Tucson, Arizona doesn’t have fluoridated tap water, so it’s important to make sure your child supplements with fluoride in other ways. In fact, according to the American Academy of Pediatric Dentistry, “Widespread use of fluoride has been a major factor in the decline in prevalence and severity of dental caries in the US and other economically developed countries.” This stops dental problems from happening with young children, giving kids greater odds of having healthy teeth well into adulthood.
We’ve all had that moment when we look at our old toothbrush and realize it’s time to get a new one. But if you ask different people, you may get different opinions about when it’s the right time to replace your toothbrush.
If you were asked what was the most chronic childhood illness, you might come up with a lot of potential answers, but tooth decay, is the #1 most common chronic childhood disease. According to the American Academy of Pediatric Dentistry, tooth decay in children is five times more common than asthma, four times more common than early childhood obesity, and 20 times more common than diabetes.
Everyone knows that brushing is essential to dental health, but maybe you didn’t know why. There are tons of reasons for your and your child to brush your teeth several times a day. Here are our top favorite reasons:
It’s summertime and that means no school and more time for fun activities like sports. While you may not see a correlation between changing of the seasons and your child’s teeth, we know as pediatric dentists that summer sports can have an impact on your child’s dental health.
Your wisdom teeth begin to form around your tenth birthday, but generally don’t erupt into your mouth (if at all) until you are 17 to 25 years of age. Because the age when wisdom teeth form, many parents of teenagers ask us questions about them.
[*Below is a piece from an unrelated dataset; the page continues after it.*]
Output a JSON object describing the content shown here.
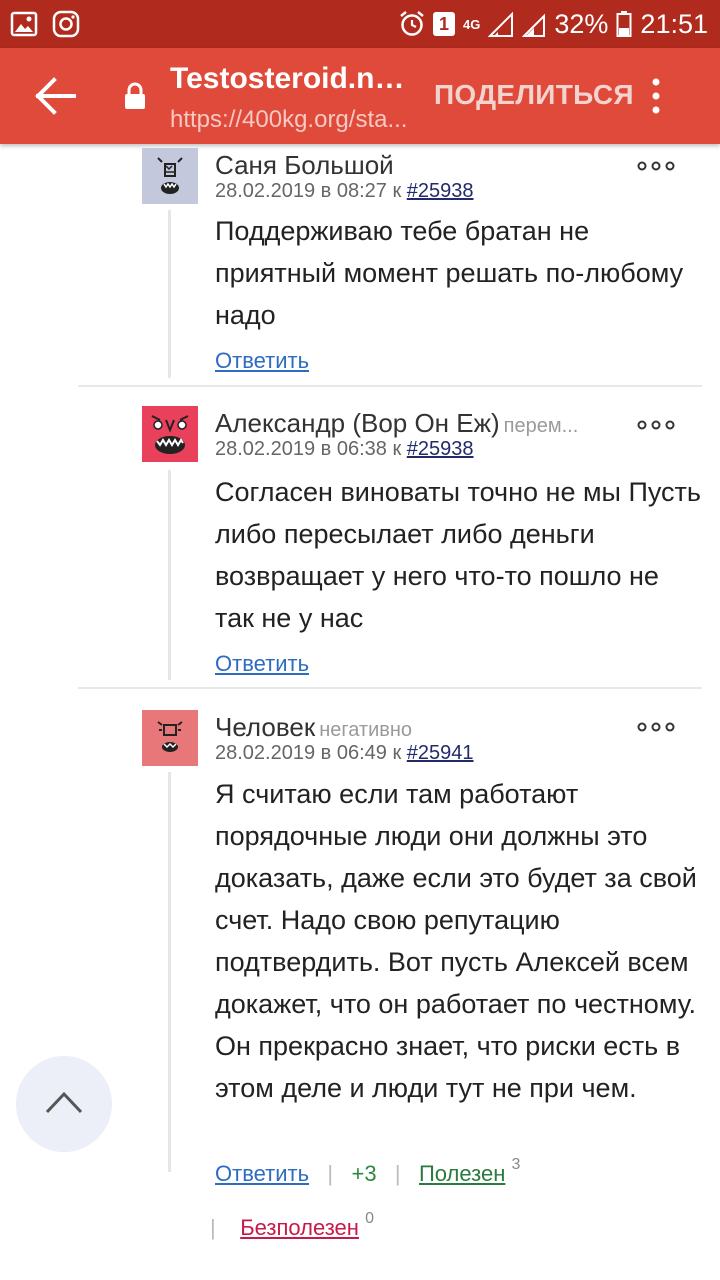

We receive a lot of questions from parents either at the office or online. Recently, a parent asked us why her child suddenly had bad breath, so we thought we would discuss our response in our latest blog.
As parents, we always worry about being prepared. Accidents do happen, and one thing we here at Northwest Children’s Dentistry see our fair amount of dental emergencies in kids. What should you do to help your child in a dental emergency?
Everyone has heard of someone who had a teeth pulled by tying the tooth to a string on one end and a doorknob on the other. In the past, parents would help kids lose teeth in all sorts of ways. But what should you do when it comes time for your child to lose a tooth?
Going to a new doctor or dentist can be a nervous experience. You may not know what to expect or how the visit will go. This goes double when your kids are involved.
If you are thinking of visiting us for the first time, here is a checklist of things to get yourself prepared. We hope this helps ease some stress: